[DATA TO USE — start]

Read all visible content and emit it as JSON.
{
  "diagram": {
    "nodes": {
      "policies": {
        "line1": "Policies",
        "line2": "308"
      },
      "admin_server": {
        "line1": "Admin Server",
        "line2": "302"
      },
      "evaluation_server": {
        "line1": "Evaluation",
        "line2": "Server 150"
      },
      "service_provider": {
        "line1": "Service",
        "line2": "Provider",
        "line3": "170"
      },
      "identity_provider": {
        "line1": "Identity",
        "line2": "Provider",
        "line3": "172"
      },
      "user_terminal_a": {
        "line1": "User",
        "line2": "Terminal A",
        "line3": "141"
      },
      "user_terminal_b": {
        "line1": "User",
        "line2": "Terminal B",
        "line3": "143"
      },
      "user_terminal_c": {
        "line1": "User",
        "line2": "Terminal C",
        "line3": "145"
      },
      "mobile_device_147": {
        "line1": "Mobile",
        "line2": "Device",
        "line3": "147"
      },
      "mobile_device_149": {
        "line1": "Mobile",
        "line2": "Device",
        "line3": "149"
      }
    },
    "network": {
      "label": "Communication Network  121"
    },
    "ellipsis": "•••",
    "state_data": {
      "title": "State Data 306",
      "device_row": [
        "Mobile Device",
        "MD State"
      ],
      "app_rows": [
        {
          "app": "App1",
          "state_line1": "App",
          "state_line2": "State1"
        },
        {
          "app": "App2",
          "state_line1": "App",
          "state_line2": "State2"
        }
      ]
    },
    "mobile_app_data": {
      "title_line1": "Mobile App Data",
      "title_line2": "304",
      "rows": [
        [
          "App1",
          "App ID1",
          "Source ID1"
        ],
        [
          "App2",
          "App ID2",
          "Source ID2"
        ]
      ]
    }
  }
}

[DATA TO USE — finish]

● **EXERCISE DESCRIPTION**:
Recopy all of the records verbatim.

● **TASK SOLUTION**:
Read all visible content and emit it as JSON.
{
  "diagram": {
    "nodes": {
      "policies": {
        "line1": "Policies",
        "line2": "308"
      },
      "admin_server": {
        "line1": "Admin Server",
        "line2": "302"
      },
      "evaluation_server": {
        "line1": "Evaluation",
        "line2": "Server 150"
      },
      "service_provider": {
        "line1": "Service",
        "line2": "Provider",
        "line3": "170"
      },
      "identity_provider": {
        "line1": "Identity",
        "line2": "Provider",
        "line3": "172"
      },
      "user_terminal_a": {
        "line1": "User",
        "line2": "Terminal A",
        "line3": "141"
      },
      "user_terminal_b": {
        "line1": "User",
        "line2": "Terminal B",
        "line3": "143"
      },
      "user_terminal_c": {
        "line1": "User",
        "line2": "Terminal C",
        "line3": "145"
      },
      "mobile_device_147": {
        "line1": "Mobile",
        "line2": "Device",
        "line3": "147"
      },
      "mobile_device_149": {
        "line1": "Mobile",
        "line2": "Device",
        "line3": "149"
      }
    },
    "network": {
      "label": "Communication Network  121"
    },
    "ellipsis": "•••",
    "state_data": {
      "title": "State Data 306",
      "device_row": [
        "Mobile Device",
        "MD State"
      ],
      "app_rows": [
        {
          "app": "App1",
          "state_line1": "App",
          "state_line2": "State1"
        },
        {
          "app": "App2",
          "state_line1": "App",
          "state_line2": "State2"
        }
      ]
    },
    "mobile_app_data": {
      "title_line1": "Mobile App Data",
      "title_line2": "304",
      "rows": [
        [
          "App1",
          "App ID1",
          "Source ID1"
        ],
        [
          "App2",
          "App ID2",
          "Source ID2"
        ]
      ]
    }
  }
}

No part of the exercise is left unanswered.